§ **HOW TO COMPLETE THIS TASK**
The word "JSON" may appear in lines of the data below. Say how many lines hold it, giving only the number.

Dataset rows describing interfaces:
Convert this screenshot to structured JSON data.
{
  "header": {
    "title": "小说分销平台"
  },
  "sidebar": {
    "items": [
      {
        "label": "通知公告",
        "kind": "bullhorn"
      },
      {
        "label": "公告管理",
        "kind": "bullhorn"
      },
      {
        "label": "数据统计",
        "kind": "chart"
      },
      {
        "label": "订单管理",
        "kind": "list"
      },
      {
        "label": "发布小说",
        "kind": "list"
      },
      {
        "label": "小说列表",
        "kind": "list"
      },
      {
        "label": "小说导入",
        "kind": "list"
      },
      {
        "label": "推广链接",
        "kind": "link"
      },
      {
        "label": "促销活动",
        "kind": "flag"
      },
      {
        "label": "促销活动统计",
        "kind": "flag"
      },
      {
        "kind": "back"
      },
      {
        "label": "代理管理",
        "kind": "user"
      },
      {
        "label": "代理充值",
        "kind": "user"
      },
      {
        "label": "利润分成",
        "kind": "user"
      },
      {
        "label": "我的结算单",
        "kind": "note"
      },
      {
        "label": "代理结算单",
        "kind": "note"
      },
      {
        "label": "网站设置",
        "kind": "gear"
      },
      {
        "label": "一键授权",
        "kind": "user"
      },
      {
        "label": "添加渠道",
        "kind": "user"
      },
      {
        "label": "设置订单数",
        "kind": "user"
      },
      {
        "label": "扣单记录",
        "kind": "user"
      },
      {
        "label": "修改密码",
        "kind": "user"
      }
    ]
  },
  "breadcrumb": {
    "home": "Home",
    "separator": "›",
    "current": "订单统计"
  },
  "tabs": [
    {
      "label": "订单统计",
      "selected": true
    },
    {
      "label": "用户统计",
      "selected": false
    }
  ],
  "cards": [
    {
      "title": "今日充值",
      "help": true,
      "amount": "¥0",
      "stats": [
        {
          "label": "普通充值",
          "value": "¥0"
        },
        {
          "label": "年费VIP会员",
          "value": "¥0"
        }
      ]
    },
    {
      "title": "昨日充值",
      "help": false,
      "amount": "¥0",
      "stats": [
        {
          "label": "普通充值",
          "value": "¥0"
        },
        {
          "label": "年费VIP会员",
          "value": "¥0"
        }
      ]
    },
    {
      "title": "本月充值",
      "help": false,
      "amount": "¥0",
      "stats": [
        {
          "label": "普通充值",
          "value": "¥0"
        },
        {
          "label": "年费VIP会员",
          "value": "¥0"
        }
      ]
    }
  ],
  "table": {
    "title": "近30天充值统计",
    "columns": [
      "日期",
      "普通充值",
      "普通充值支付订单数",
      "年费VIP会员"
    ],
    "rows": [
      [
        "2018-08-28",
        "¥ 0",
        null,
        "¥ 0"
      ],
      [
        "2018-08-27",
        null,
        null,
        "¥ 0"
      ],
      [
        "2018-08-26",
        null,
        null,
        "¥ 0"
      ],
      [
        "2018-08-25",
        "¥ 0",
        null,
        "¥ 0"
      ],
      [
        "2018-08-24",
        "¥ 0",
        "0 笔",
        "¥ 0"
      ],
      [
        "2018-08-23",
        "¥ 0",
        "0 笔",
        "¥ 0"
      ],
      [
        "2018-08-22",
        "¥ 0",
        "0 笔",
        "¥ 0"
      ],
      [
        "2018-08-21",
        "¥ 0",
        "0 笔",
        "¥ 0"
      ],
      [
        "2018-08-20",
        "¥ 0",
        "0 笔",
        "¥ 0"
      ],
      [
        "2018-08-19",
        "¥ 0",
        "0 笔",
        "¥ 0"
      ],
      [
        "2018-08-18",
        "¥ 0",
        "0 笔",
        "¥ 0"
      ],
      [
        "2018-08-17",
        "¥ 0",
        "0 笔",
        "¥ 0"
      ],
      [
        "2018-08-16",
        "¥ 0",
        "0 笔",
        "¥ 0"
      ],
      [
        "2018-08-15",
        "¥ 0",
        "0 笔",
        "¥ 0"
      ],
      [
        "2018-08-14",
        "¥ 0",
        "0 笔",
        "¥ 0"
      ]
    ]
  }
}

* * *

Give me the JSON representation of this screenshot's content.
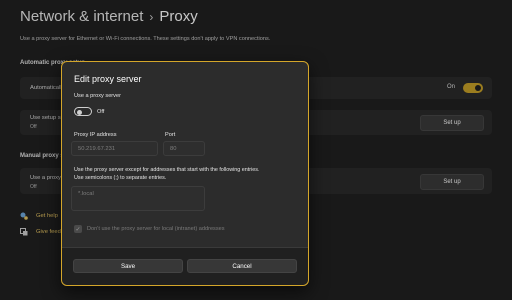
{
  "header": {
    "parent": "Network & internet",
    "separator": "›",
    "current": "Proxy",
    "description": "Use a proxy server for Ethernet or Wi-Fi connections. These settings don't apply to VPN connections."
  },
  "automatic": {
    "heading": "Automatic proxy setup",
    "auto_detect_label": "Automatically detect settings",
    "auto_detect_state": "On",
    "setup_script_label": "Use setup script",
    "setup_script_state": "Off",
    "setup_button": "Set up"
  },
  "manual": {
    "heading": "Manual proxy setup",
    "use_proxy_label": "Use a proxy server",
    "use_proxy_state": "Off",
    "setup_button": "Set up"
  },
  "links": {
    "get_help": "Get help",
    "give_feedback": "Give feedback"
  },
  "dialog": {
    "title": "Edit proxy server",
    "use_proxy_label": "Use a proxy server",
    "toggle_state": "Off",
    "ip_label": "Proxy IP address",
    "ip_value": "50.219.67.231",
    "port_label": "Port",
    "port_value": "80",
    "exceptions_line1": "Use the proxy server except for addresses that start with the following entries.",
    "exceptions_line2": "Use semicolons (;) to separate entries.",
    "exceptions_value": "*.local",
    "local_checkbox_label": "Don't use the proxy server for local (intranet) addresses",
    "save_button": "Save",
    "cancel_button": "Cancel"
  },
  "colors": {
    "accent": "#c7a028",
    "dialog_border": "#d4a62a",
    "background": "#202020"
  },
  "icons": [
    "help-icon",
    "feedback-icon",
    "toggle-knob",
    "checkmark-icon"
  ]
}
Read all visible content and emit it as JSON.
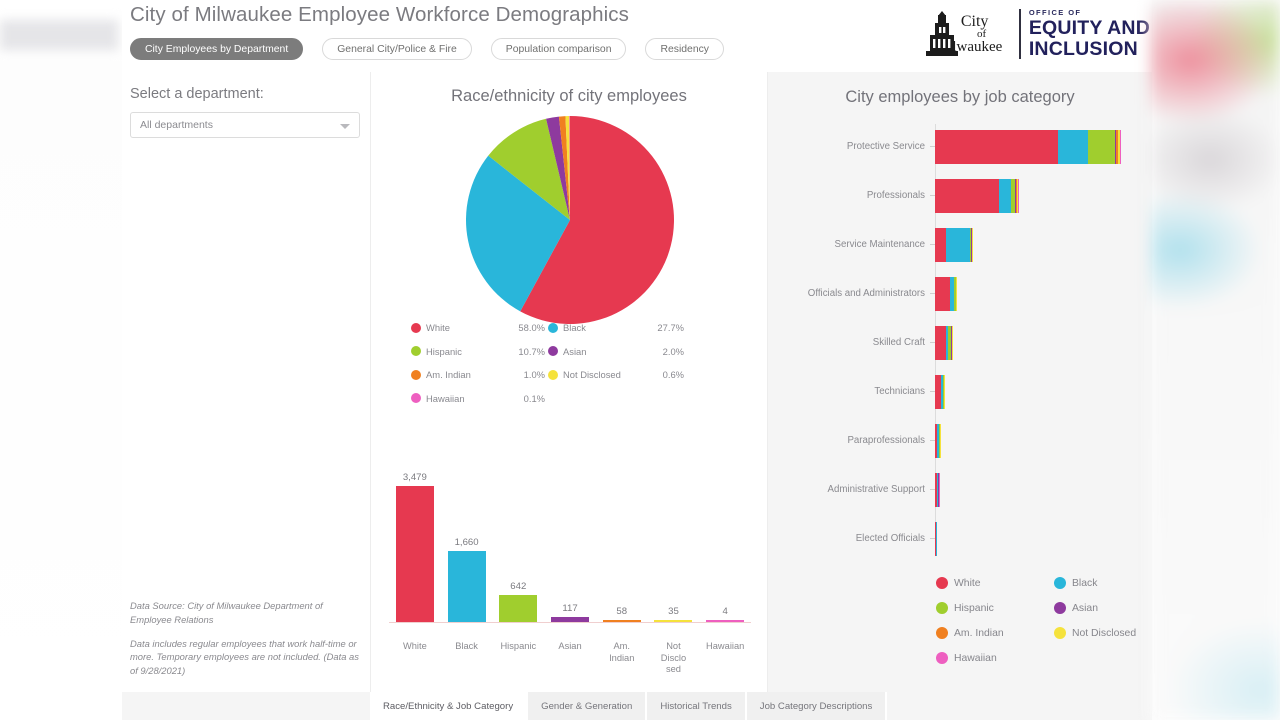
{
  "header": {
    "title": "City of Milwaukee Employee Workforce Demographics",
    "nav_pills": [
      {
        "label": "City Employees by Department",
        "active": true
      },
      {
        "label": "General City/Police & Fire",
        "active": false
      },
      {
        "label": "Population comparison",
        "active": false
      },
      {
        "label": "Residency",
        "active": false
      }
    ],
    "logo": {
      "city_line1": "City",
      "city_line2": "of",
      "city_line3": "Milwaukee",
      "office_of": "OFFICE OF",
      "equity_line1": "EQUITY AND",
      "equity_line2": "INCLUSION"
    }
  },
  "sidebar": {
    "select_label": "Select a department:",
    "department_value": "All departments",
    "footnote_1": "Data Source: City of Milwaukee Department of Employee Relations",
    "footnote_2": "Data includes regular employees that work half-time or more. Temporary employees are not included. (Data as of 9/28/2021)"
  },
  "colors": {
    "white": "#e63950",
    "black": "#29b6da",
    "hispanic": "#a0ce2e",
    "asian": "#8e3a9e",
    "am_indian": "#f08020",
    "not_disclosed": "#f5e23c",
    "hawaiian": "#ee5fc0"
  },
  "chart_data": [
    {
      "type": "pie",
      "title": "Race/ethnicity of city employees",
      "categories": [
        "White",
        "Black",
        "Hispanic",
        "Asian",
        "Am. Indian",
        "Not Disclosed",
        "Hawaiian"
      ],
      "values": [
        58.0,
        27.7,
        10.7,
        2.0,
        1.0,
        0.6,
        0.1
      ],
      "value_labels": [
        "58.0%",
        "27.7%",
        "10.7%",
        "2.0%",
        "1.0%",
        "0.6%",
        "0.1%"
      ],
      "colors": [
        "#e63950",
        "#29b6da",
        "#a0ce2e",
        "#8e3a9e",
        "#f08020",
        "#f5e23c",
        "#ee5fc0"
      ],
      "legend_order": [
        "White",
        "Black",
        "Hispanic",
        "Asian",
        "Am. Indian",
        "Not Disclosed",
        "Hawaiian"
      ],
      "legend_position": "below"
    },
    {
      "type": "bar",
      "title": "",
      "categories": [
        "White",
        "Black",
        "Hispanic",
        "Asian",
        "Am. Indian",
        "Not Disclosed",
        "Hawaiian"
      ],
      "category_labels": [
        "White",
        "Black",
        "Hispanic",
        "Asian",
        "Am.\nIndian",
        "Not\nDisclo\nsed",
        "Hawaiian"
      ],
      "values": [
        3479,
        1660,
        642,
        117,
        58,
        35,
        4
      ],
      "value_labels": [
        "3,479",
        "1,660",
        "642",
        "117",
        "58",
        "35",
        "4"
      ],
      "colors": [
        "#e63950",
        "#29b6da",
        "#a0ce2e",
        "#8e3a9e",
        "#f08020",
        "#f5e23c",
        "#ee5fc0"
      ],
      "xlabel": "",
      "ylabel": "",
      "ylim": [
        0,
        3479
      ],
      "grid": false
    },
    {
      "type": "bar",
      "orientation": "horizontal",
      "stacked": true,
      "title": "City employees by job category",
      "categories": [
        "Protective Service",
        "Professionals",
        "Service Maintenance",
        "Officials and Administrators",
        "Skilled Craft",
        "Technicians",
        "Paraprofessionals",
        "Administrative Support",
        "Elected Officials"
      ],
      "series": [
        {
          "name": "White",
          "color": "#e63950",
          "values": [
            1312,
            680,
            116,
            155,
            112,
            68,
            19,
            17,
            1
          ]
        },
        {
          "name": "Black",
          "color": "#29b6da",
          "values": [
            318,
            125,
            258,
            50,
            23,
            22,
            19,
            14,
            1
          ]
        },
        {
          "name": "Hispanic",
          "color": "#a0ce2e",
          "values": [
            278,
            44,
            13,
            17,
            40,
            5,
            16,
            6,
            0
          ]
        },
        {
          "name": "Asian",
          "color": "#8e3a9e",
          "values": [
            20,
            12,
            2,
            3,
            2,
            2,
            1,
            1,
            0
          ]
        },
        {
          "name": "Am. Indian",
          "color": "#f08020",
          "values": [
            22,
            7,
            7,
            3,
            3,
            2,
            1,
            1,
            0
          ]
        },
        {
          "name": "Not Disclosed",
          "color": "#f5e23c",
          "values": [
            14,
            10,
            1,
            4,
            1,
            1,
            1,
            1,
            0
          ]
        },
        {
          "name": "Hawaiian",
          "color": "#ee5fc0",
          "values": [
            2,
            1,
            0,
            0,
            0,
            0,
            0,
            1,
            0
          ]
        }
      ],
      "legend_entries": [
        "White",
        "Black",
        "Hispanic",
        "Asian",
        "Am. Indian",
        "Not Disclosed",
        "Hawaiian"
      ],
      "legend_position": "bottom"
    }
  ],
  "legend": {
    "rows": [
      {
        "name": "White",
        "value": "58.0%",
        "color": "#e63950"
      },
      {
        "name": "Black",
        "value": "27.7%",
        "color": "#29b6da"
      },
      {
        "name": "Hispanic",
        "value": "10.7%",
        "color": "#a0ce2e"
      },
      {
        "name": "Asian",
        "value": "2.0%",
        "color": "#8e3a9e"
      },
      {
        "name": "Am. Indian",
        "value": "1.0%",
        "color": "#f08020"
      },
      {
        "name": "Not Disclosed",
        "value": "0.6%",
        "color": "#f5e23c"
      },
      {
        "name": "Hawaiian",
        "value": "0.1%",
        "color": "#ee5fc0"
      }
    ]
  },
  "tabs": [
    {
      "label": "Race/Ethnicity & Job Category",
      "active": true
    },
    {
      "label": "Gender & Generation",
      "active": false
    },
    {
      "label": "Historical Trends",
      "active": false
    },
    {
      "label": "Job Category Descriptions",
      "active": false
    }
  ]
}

§ **SOLUTION TO THE PROBLEM**
3